──────── EXERCISE DATA ────────

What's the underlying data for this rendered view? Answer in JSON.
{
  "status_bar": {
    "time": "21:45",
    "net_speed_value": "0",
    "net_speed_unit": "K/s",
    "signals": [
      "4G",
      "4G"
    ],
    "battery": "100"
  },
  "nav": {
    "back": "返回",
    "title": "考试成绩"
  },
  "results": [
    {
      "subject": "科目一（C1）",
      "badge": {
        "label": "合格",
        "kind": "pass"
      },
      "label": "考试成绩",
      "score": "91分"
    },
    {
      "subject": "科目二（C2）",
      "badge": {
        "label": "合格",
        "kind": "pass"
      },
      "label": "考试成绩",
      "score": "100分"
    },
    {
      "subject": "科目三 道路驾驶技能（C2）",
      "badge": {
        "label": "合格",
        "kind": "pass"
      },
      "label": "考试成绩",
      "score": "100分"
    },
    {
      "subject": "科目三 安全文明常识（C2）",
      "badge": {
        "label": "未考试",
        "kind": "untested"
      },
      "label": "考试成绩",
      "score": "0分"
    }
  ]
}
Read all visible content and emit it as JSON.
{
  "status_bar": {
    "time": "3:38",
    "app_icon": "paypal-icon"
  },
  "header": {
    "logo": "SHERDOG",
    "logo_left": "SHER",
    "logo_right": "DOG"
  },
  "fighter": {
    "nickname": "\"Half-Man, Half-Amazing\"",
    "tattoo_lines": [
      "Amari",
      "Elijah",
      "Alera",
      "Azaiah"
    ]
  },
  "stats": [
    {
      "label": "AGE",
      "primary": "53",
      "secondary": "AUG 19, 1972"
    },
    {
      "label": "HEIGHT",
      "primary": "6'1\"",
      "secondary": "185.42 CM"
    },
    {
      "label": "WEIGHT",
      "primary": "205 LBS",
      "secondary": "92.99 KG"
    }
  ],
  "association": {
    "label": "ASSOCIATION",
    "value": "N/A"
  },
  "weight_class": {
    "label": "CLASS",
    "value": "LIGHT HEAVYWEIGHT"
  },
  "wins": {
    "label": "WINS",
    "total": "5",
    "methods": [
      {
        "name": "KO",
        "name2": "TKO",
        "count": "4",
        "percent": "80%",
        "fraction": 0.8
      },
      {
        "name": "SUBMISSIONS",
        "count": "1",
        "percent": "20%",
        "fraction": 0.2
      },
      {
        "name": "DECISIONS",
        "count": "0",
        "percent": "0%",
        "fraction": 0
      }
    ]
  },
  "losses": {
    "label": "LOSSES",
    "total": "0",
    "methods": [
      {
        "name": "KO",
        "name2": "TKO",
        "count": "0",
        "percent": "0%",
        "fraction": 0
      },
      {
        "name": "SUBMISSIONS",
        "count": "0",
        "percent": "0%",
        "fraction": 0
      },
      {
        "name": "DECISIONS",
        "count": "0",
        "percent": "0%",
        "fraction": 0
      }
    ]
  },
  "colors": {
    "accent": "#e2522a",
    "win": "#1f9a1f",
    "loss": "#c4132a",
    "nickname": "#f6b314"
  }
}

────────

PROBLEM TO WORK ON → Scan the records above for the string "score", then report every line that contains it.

EXERCISE SOLUTION →
      "score": "91分"
      "score": "100分"
      "score": "100分"
      "score": "0分"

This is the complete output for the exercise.